purchase of computers, buses and windows, and for repairs to roofs, tennis courts and sidewalks.
But details about the loan, estimated to cost the school system $1,080,000 over its 10-year life, were not distributed to the public with other agenda information on Tuesday.
Superintendent Louis Herbert said afterward that citizens could get the information simply by asking for it.
Usually that information is not included in the public agenda packets
because it's too lengthy, specialized or dull, he said.
Polya thought differently.
In a letter Polya gave to board president Melvin McMaster, he cited state laws governing expenditure of public funds and requested copies of banking documents related to the loan.

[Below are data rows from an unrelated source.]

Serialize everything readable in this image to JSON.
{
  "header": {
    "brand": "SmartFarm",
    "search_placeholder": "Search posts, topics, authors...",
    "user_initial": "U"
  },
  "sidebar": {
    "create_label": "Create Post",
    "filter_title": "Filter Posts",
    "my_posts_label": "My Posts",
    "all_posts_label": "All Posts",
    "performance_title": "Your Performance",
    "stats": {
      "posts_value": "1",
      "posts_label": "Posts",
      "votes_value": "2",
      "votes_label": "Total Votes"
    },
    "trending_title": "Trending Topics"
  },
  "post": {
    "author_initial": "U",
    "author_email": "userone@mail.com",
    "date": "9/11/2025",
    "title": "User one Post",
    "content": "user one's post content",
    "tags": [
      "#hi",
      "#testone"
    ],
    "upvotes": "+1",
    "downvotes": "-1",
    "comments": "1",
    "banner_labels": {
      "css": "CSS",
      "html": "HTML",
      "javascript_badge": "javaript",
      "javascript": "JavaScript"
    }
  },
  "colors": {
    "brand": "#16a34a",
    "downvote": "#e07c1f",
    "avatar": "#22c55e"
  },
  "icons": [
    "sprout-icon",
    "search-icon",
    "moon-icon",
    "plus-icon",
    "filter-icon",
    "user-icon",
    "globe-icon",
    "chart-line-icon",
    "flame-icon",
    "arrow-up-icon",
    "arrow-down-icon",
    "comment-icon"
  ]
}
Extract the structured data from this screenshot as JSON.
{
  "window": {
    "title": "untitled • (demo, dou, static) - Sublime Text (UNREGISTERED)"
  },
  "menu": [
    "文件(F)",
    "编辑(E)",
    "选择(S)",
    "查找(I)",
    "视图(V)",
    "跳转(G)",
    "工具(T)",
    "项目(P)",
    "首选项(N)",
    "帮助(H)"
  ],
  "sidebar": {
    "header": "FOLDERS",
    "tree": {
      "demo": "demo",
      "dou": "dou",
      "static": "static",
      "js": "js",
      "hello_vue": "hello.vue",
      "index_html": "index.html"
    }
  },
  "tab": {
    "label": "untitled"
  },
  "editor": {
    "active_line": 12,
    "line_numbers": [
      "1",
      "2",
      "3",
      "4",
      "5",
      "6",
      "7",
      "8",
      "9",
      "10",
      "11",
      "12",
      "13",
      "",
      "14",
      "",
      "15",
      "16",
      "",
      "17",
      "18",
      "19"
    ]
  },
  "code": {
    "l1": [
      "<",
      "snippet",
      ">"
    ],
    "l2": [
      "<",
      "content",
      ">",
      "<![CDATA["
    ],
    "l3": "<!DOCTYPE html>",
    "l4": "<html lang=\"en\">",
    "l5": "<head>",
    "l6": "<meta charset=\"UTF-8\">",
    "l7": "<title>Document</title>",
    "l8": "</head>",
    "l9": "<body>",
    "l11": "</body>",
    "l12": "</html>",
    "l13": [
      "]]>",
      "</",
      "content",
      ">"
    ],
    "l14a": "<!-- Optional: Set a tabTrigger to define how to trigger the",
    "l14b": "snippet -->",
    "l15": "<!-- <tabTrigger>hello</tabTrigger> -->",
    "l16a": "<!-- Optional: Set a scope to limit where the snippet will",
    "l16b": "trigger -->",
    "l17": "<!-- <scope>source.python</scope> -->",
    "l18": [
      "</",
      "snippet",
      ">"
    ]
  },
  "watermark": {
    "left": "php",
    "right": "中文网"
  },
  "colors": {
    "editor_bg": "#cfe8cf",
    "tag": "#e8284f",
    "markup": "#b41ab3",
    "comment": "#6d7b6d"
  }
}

"The egregious record of mismanagement and smoke and mirrors of your 1984, 1985 and 1986 borrowing must be evident to you," the letter said. ''Undeniably, there has been overspending, juggling of funds and a shabby attempt to shroud the entire process with secrecy."